  7. The next section Humanism, Ethics, Philosophy and Religion (IIe) encompasses studies of intellectual history, moral and political philosophy, humanism, utopian religion and theology, including: Pleasure and Moral Philosophy; War and Peace; Social and Political Philosophy; Utopian Communism, Law, and Property; Humanism and Education; Religion and Theology; Suicide and Death; Marriage, Divorce and Feminism. Classical and Medieval Sources and Analogues (II.f) describes possible classical and medieval sources and parallels, including: Plato and Aristotle; Plutarch and Lucian; Cicero, Seneca and St. Augustine; Homer, Herodotus and Tacitus, etc.

  8. Utopia Through the Ages (II.g) deals with the historical influence of Utopia in the Renaissance and afterwards, including: Erasmus and Vives; Bacon and Campanella; Castiglione and Sidney; Machiavelli, Seyssel and Bodin; Elyot, Milton, and Shakespeare; Rabelais, Montaigne and Swift; Bartolomé de Las Casas and Vasco de Quiroga. It also includes a variety of assorted topics on: the influence of Utopia in Spain, New Spain and America; Utopia in the 16th to 19th Centuries and Some Modern Utopian Novels; Utopia in General Studies of Utopian Literature; General Essays on More's Utopia; and Utopia in Eastern Europe.

  9. The section Marxism and Literary Theory (II.h) deals with Socialist and Marxist interpretations of Utopia and Literary Theory. Unclassified Articles and Dissertations: is a miscellaneous section with a few unclassified theses and articles in German. The Index of Names contains an Index Nominum with hypertext links to individual bibliographic items.

    Other Bibliographies

  10. In compiling this bibliography, I have consulted a number of earlier general bibliographies of More scholarship, including the two surveys of "Recent Studies in More" by J. P. Jones and A. J. Geritz in the English Literary Renaissance 9 (1979): 442--58 and 22 (1992): 112--40; and Frank Sullivan's checklist Moreana, 1478--1945 (Kansas City, Rockhurst College, 1946).[2]

Proceed to the Utopia Bibliography.

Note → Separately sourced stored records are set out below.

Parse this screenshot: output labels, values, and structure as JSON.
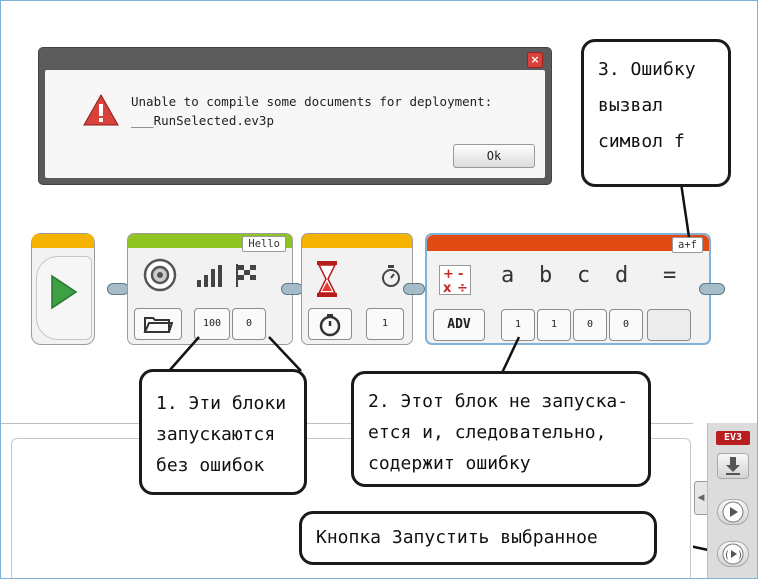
{
  "dialog": {
    "message_line1": "Unable to compile some documents for deployment:",
    "message_line2": "___RunSelected.ev3p",
    "ok_label": "Ok",
    "close_glyph": "×"
  },
  "blocks": {
    "sound": {
      "tag": "Hello",
      "volume": "100",
      "play_type": "0"
    },
    "wait": {
      "time": "1"
    },
    "math": {
      "tag": "a+f",
      "mode_label": "ADV",
      "variables": [
        "a",
        "b",
        "c",
        "d"
      ],
      "values": [
        "1",
        "1",
        "0",
        "0"
      ],
      "equals_glyph": "="
    }
  },
  "ev3_panel": {
    "logo": "EV3",
    "icons": [
      "download-icon",
      "play-icon",
      "run-selected-icon"
    ]
  },
  "callouts": {
    "c1": [
      "1. Эти блоки",
      "запускаются",
      "без ошибок"
    ],
    "c2": [
      "2. Этот блок не запуска-",
      "ется и, следовательно,",
      "содержит ошибку"
    ],
    "c3": [
      "3. Ошибку",
      "вызвал",
      "символ f"
    ],
    "c4": "Кнопка Запустить выбранное"
  },
  "colors": {
    "start_bar": "#f4b300",
    "sound_bar": "#8fc31f",
    "wait_bar": "#f4b300",
    "math_bar": "#e04b14",
    "error_icon": "#d8423a",
    "frame_border": "#7fb2d8"
  }
}
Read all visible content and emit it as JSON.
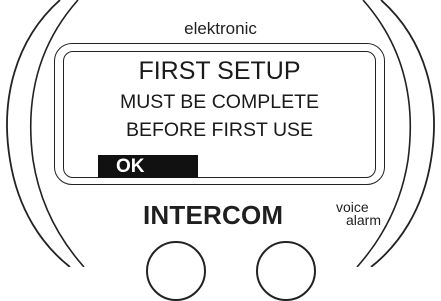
{
  "device": {
    "brand_top": "elektronic",
    "brand_name": "INTERCOM",
    "brand_sub_line1": "voice",
    "brand_sub_line2": "alarm"
  },
  "screen": {
    "title": "FIRST SETUP",
    "message_line1": "MUST BE COMPLETE",
    "message_line2": "BEFORE FIRST USE",
    "ok_label": "OK"
  },
  "colors": {
    "outline": "#222222",
    "ok_button_bg": "#111111",
    "ok_button_text": "#ffffff",
    "background": "#ffffff"
  }
}
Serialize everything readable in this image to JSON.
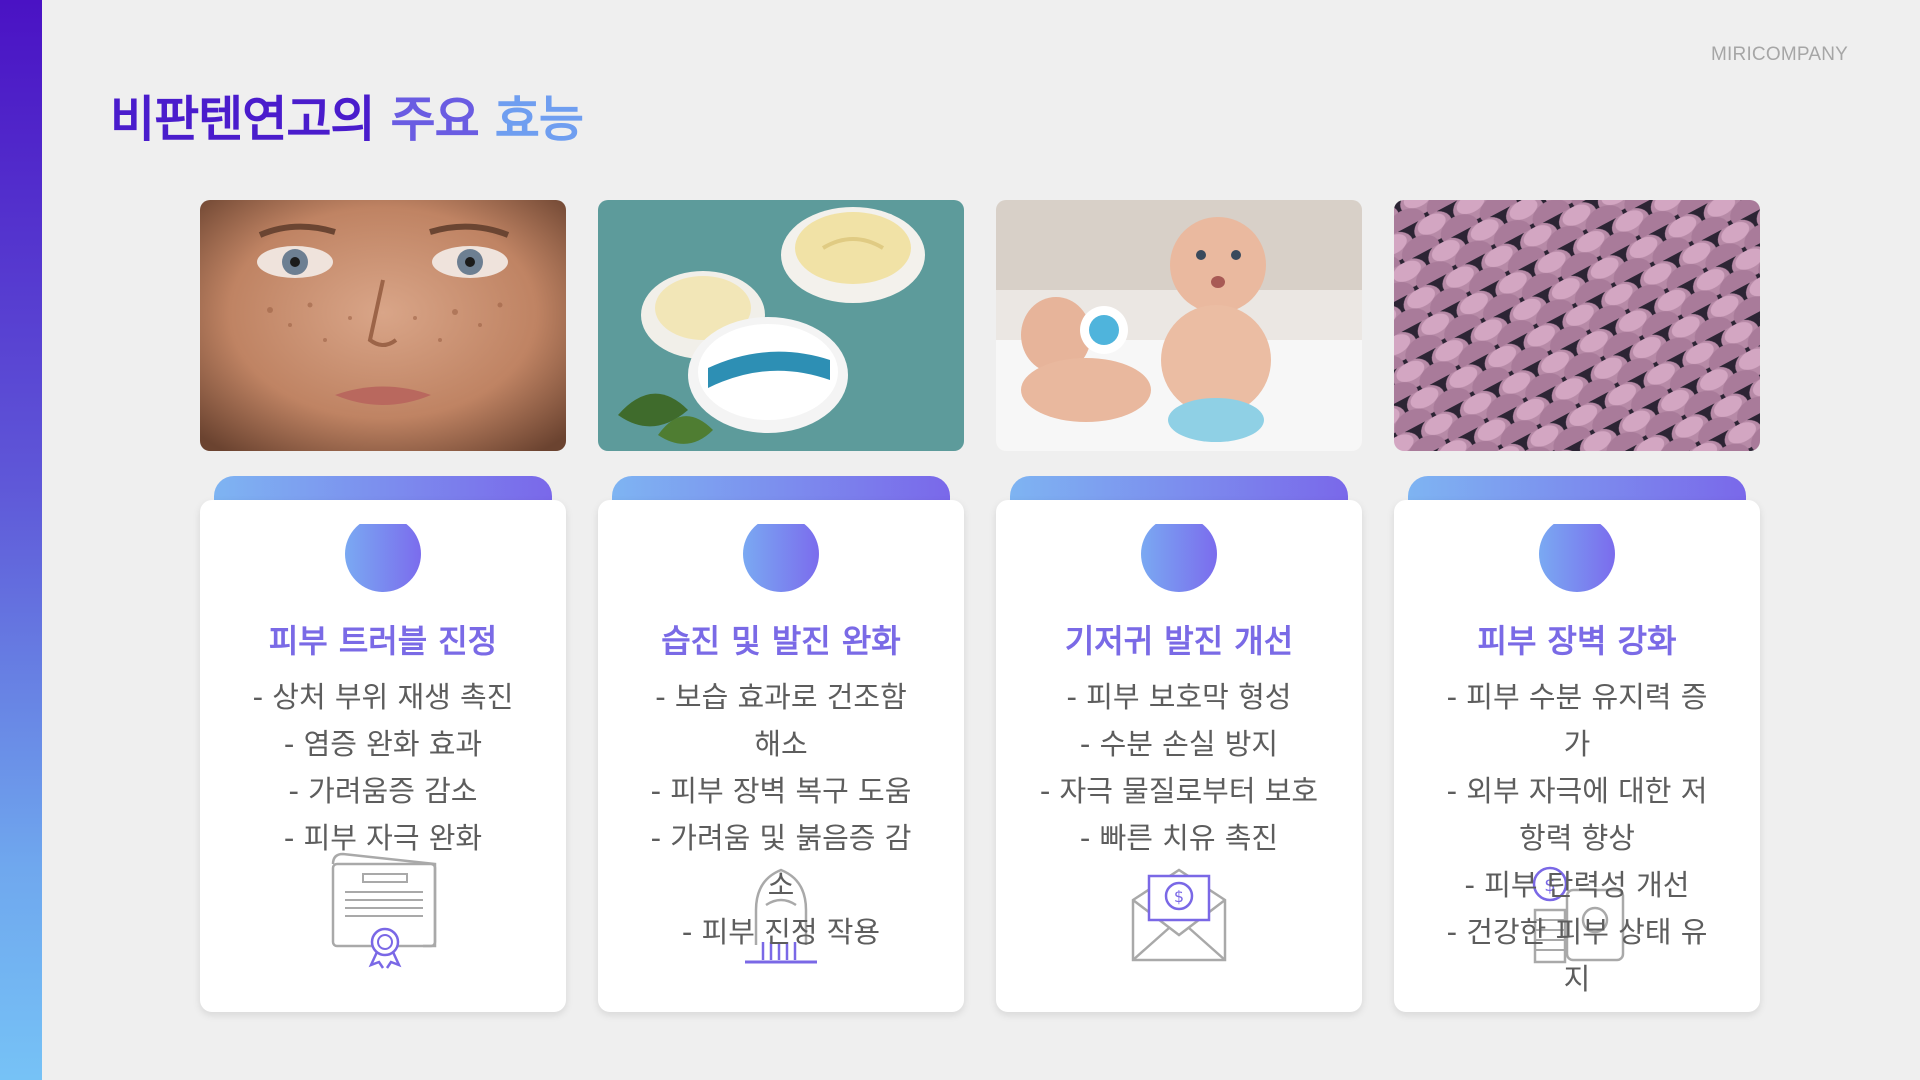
{
  "brand": "MIRICOMPANY",
  "title": {
    "part1": "비판텐연고의",
    "part2": "주요",
    "part3": "효능"
  },
  "cards": [
    {
      "image": "woman-face-freckles",
      "title": "피부 트러블 진정",
      "items": [
        "- 상처 부위 재생 촉진",
        "- 염증 완화 효과",
        "- 가려움증 감소",
        "- 피부 자극 완화"
      ],
      "icon": "certificate-icon"
    },
    {
      "image": "bepanthen-cream-jars",
      "title": "습진 및 발진 완화",
      "items": [
        "- 보습 효과로 건조함 해소",
        "- 피부 장벽 복구 도움",
        "- 가려움 및 붉음증 감소",
        "- 피부 진정 작용"
      ],
      "icon": "hand-press-icon"
    },
    {
      "image": "babies-on-bed",
      "title": "기저귀 발진 개선",
      "items": [
        "- 피부 보호막 형성",
        "- 수분 손실 방지",
        "- 자극 물질로부터 보호",
        "- 빠른 치유 촉진"
      ],
      "icon": "money-envelope-icon"
    },
    {
      "image": "scale-texture",
      "title": "피부 장벽 강화",
      "items": [
        "- 피부 수분 유지력 증가",
        "- 외부 자극에 대한 저항력 향상",
        "- 피부 탄력성 개선",
        "- 건강한 피부 상태 유지"
      ],
      "icon": "money-safe-icon"
    }
  ]
}
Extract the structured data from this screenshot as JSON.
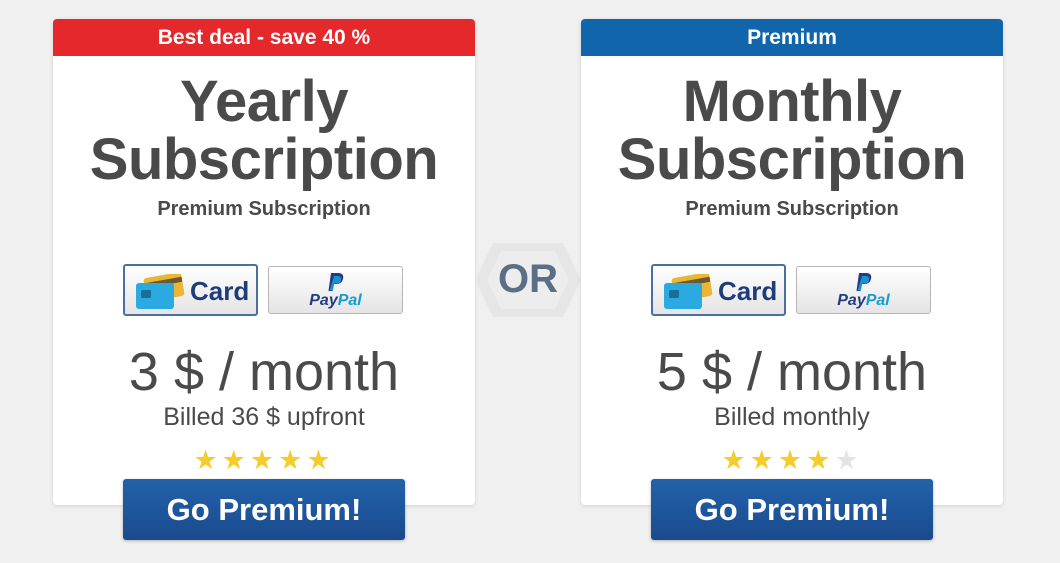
{
  "colors": {
    "ribbon_yearly": "#e5282b",
    "ribbon_monthly": "#1166ab",
    "button_blue": "#1f56a0",
    "text_gray": "#4a4a4a",
    "star_on": "#f6cc2c",
    "star_off": "#e3e3e3"
  },
  "or_label": "OR",
  "plans": [
    {
      "ribbon": "Best deal - save 40 %",
      "title_line1": "Yearly",
      "title_line2": "Subscription",
      "subtitle": "Premium Subscription",
      "card_label": "Card",
      "paypal_label_part1": "Pay",
      "paypal_label_part2": "Pal",
      "price": "3 $ / month",
      "billing": "Billed 36 $ upfront",
      "rating": 5,
      "cta": "Go Premium!"
    },
    {
      "ribbon": "Premium",
      "title_line1": "Monthly",
      "title_line2": "Subscription",
      "subtitle": "Premium Subscription",
      "card_label": "Card",
      "paypal_label_part1": "Pay",
      "paypal_label_part2": "Pal",
      "price": "5 $ / month",
      "billing": "Billed monthly",
      "rating": 4,
      "cta": "Go Premium!"
    }
  ]
}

1. This bibliography of Sir Thomas More's Utopia represents a substantial revision (about 50% more) of the Utopia section of my "Thomas More Bibliography" (~2,000 items), which appeared as an appendix in my Ph.D. thesis "Sir Thomas More and the Art of Dialogue" (University of British Columbia, 1993).
2. Every attempt has been made to make the current Utopia Bibliography as self-contained as possible, but besides the items listed here, many of the other items included in my thesis bibliography are directly relevant to the study of More's Utopia, especially the subsections on general bibliographies of More scholarship and on the Translations of Lucian in the major division on Studies of More's Individual Works (which included an earlier version of the present Utopia bibliography). In the major division on General Background Studies and Biographies, the following topics or subsections are especially relevant: Law and Politics (excluding More's Trial); General Studies of More's Works; Literary Dialogue; Humour and Wit; and More and Humanism. In addition, almost all the biographies in the sections Modern Biographies and Brief Biographies make at least passing reference to More's Utopia.

Responses to this piece intended for the Readers' Forum may be sent to the Editor at

Return to EMLS 1.2 Table of Contents.

[RGS; August 30, 1995.]